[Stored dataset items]
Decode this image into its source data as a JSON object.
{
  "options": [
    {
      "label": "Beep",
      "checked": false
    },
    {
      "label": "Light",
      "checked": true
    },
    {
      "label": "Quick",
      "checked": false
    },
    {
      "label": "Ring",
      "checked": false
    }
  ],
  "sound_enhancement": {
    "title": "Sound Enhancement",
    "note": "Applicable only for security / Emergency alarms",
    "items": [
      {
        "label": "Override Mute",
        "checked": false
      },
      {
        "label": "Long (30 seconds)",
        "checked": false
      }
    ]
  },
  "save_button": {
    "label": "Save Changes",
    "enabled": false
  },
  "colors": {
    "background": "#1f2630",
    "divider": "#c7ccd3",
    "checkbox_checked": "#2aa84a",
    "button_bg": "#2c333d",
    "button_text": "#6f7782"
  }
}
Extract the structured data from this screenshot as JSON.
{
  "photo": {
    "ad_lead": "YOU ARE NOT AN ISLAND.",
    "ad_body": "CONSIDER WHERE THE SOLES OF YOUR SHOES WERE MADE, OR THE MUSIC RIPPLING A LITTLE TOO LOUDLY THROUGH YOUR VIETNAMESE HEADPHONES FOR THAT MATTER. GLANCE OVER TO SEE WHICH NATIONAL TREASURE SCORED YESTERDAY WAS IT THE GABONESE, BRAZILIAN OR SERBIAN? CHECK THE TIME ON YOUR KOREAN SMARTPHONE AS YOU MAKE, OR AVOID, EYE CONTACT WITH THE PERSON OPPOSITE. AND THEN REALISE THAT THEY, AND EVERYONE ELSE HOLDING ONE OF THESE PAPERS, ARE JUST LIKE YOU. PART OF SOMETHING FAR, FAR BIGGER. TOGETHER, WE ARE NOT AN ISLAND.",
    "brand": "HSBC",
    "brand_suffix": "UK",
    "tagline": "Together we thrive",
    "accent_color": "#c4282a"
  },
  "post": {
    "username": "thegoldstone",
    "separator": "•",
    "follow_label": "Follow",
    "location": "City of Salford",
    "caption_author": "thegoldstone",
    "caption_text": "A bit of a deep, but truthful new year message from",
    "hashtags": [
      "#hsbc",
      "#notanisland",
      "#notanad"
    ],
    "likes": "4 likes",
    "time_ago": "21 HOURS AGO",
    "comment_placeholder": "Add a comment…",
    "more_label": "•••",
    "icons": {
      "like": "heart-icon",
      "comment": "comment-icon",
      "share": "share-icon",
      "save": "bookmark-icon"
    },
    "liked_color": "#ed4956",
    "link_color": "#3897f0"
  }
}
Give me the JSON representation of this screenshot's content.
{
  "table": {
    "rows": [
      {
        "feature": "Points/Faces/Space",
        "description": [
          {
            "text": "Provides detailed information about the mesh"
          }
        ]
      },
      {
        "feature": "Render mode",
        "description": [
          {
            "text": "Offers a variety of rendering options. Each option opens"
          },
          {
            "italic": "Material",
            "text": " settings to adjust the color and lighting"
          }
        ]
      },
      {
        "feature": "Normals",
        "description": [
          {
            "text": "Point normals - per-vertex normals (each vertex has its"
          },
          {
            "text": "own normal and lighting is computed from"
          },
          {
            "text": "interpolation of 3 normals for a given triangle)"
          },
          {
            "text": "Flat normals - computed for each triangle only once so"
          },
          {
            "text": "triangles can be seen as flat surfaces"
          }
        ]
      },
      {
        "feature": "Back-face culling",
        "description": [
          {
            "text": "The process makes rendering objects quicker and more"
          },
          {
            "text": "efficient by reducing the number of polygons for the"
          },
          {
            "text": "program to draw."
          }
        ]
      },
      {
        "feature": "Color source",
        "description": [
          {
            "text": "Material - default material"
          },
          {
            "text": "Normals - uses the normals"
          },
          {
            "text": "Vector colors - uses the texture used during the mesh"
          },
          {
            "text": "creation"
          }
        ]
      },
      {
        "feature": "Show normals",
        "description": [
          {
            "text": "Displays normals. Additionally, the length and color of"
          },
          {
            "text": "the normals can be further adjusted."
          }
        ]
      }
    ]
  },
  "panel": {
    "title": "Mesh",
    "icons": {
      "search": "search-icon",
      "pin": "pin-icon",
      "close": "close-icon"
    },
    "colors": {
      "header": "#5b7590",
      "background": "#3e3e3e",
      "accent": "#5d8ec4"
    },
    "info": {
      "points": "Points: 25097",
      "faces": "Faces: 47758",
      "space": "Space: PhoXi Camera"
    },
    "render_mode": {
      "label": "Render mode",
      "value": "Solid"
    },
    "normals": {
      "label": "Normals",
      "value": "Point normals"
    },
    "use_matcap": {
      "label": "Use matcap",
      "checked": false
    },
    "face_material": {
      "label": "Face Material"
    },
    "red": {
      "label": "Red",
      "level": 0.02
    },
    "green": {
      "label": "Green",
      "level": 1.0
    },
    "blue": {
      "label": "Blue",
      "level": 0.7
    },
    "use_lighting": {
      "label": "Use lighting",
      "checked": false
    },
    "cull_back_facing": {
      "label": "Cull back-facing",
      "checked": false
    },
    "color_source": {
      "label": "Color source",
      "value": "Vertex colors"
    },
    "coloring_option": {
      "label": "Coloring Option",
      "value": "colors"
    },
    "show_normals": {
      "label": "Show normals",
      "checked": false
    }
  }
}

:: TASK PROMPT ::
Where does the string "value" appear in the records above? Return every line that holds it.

:: EXPECTED OUTPUT ::
      "value": "Solid"
      "value": "Point normals"
      "value": "Vertex colors"
      "value": "colors"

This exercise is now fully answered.